One:  Active Influence happens in the moment when a leader will intuitively.

  • Assess
  • Gain insight
  • Recognize perception (you and others)
  • Assume appropriate role (Coach, Facilitate, Supervise, Mentor, Lead)
  • Determine right action (Alignment)

Two:  Influencing for Results happens when you get aligned with others.

  • To break out of the “fixing things” mode and running from one problem to another.
  • To solve and create solutions that are different than fixing something over and over.
  • Using strategic leadership to connect the dots and make sure you are solving for the right problem.
  • Understanding that poor customer experiences are generated by business processes, strategies and/or employees.

The next time you feel compelled to step into fix-it myself mode, think about getting your team together and just keep asking these strategic questions:
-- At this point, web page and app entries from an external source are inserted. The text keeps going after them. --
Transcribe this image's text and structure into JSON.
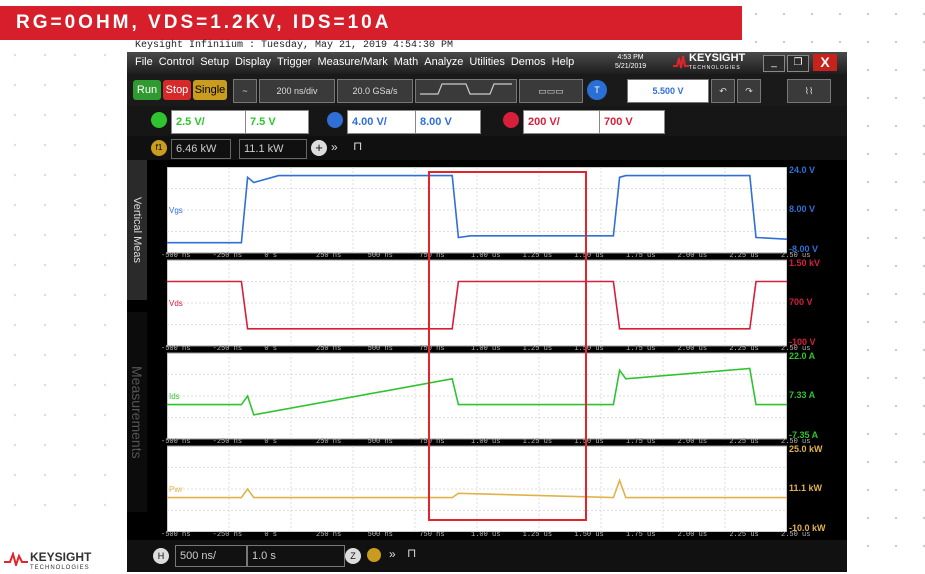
{
  "slide": {
    "title": "RG=0OHM, VDS=1.2KV, IDS=10A",
    "caption": "Keysight Infiniium : Tuesday, May 21, 2019 4:54:30 PM",
    "logo_name": "KEYSIGHT",
    "logo_sub": "TECHNOLOGIES"
  },
  "window": {
    "menu": [
      "File",
      "Control",
      "Setup",
      "Display",
      "Trigger",
      "Measure/Mark",
      "Math",
      "Analyze",
      "Utilities",
      "Demos",
      "Help"
    ],
    "clock_time": "4:53 PM",
    "clock_date": "5/21/2019",
    "brand": "KEYSIGHT",
    "brand_sub": "TECHNOLOGIES",
    "close": "X"
  },
  "toolbar": {
    "run": "Run",
    "stop": "Stop",
    "single": "Single",
    "timebase": "200 ns/div",
    "sample_rate": "20.0 GSa/s",
    "trigger_level": "5.500 V",
    "trigger_icon": "T"
  },
  "channels": [
    {
      "id": "1",
      "scale": "2.5 V/",
      "offset": "7.5 V",
      "color": "#2fc42f"
    },
    {
      "id": "2",
      "scale": "4.00 V/",
      "offset": "8.00 V",
      "color": "#2f6fd6"
    },
    {
      "id": "4",
      "scale": "200 V/",
      "offset": "700 V",
      "color": "#d61f3b"
    }
  ],
  "mathbar": {
    "func": "f1",
    "value1": "6.46 kW",
    "value2": "11.1 kW"
  },
  "sidetabs": {
    "vertical": "Vertical Meas",
    "measurements": "Measurements"
  },
  "panels": [
    {
      "name": "vgs",
      "label": "Vgs",
      "color": "#2f6fd6",
      "scale_top": "24.0 V",
      "scale_mid": "8.00 V",
      "scale_bot": "-8.00 V"
    },
    {
      "name": "vds",
      "label": "Vds",
      "color": "#d61f3b",
      "scale_top": "1.50 kV",
      "scale_mid": "700 V",
      "scale_bot": "-100 V"
    },
    {
      "name": "ids",
      "label": "Ids",
      "color": "#2fc42f",
      "scale_top": "22.0 A",
      "scale_mid": "7.33 A",
      "scale_bot": "-7.35 A"
    },
    {
      "name": "power",
      "label": "Pwr",
      "color": "#e2b24a",
      "scale_top": "25.0 kW",
      "scale_mid": "11.1 kW",
      "scale_bot": "-10.0 kW"
    }
  ],
  "xticks": [
    "-500 ns",
    "-250 ns",
    "0 s",
    "250 ns",
    "500 ns",
    "750 ns",
    "1.00 us",
    "1.25 us",
    "1.50 us",
    "1.75 us",
    "2.00 us",
    "2.25 us",
    "2.50 us"
  ],
  "bottombar": {
    "h": "H",
    "hscale": "500 ns/",
    "hpos": "1.0 s",
    "z": "Z"
  },
  "highlight_color": "#e3242b"
}
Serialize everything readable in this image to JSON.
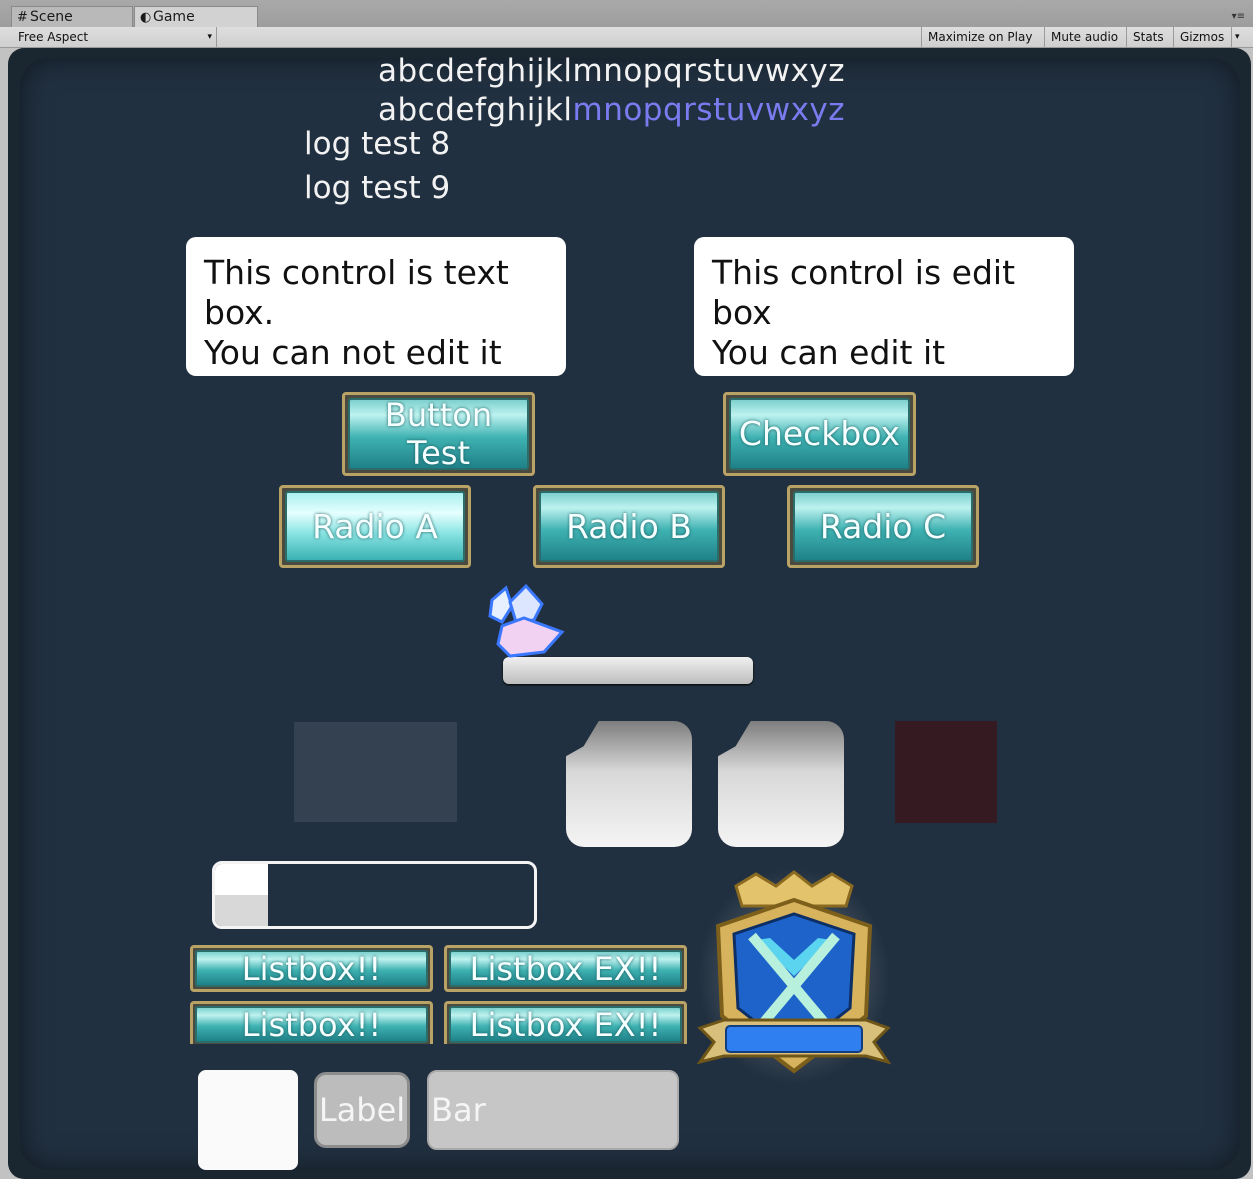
{
  "editor": {
    "tabs": [
      {
        "label": "Scene",
        "icon": "grid-icon"
      },
      {
        "label": "Game",
        "icon": "pacman-icon"
      }
    ],
    "aspect": "Free Aspect",
    "toolbar": [
      "Maximize on Play",
      "Mute audio",
      "Stats",
      "Gizmos"
    ]
  },
  "game": {
    "alphabet_line1": "abcdefghijklmnopqrstuvwxyz",
    "alphabet_line2_a": "abcdefghijkl",
    "alphabet_line2_b": "mnopqrstuvwxyz",
    "highlight_color": "#7b7bf0",
    "logs": [
      "log test 8",
      "log test 9"
    ],
    "textbox": "This control is text box.\nYou can not edit it",
    "editbox": "This control is edit box\nYou can edit it",
    "buttons": {
      "button_test": "Button Test",
      "checkbox": "Checkbox"
    },
    "radios": [
      "Radio A",
      "Radio B",
      "Radio C"
    ],
    "slider_value": 0,
    "progress_value": 0.1,
    "listbox": [
      [
        "Listbox!!",
        "Listbox EX!!"
      ],
      [
        "Listbox!!",
        "Listbox EX!!"
      ]
    ],
    "label": "Label",
    "bar": "Bar",
    "colors": {
      "frame": "#b8a265",
      "button_teal": "#3fb2b2",
      "background": "#213040",
      "dark_red": "#361a22"
    }
  }
}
1. What do YOU really think is going on?        2. What does it mean for US?        3. What might WE do about it?

 What About Emma?

Most leaders don’t engage their team correctly. They don’t capitalize on the collective knowledge within their own team. They get lured into the age-old idea that they need to be the one to solve all the problems. That is not sustainable. Even worse, you will lose some very good leaders because they are not feeling listened to and able to use their expertise in helping lead the business. And so, Emma learned a hard lesson. Sometimes you get very few chances to “start out right”. She lost the team and there was no way she could get them back. Her boss had to make a move that would restore confidence with key strategic partners. Some bad decisions had been made that created strong rifts with longstanding customers, and Emma’s area managers felt the brunt of it. It could have been avoided had she been more personally aware and had a different perception of her role as a division lead.

Not all stories have a happy ending in the moment, but every ending has a lesson. Emma learned from this and she will get another shot at leading a group. It just won’t be with her current company. She is a talented and awesome young leader with great potential; she hasn’t done anything that many of us haven’t done during our careers as  leaders. However, when the stakes are high, and clients are involved it’s rare to get a “do-over” in the same company and marketplace. Fortunately, Emma is willing to do the necessary work. She’s going to be a great leader. Emma has learned to check the mirror — and she knows herself better than ever before.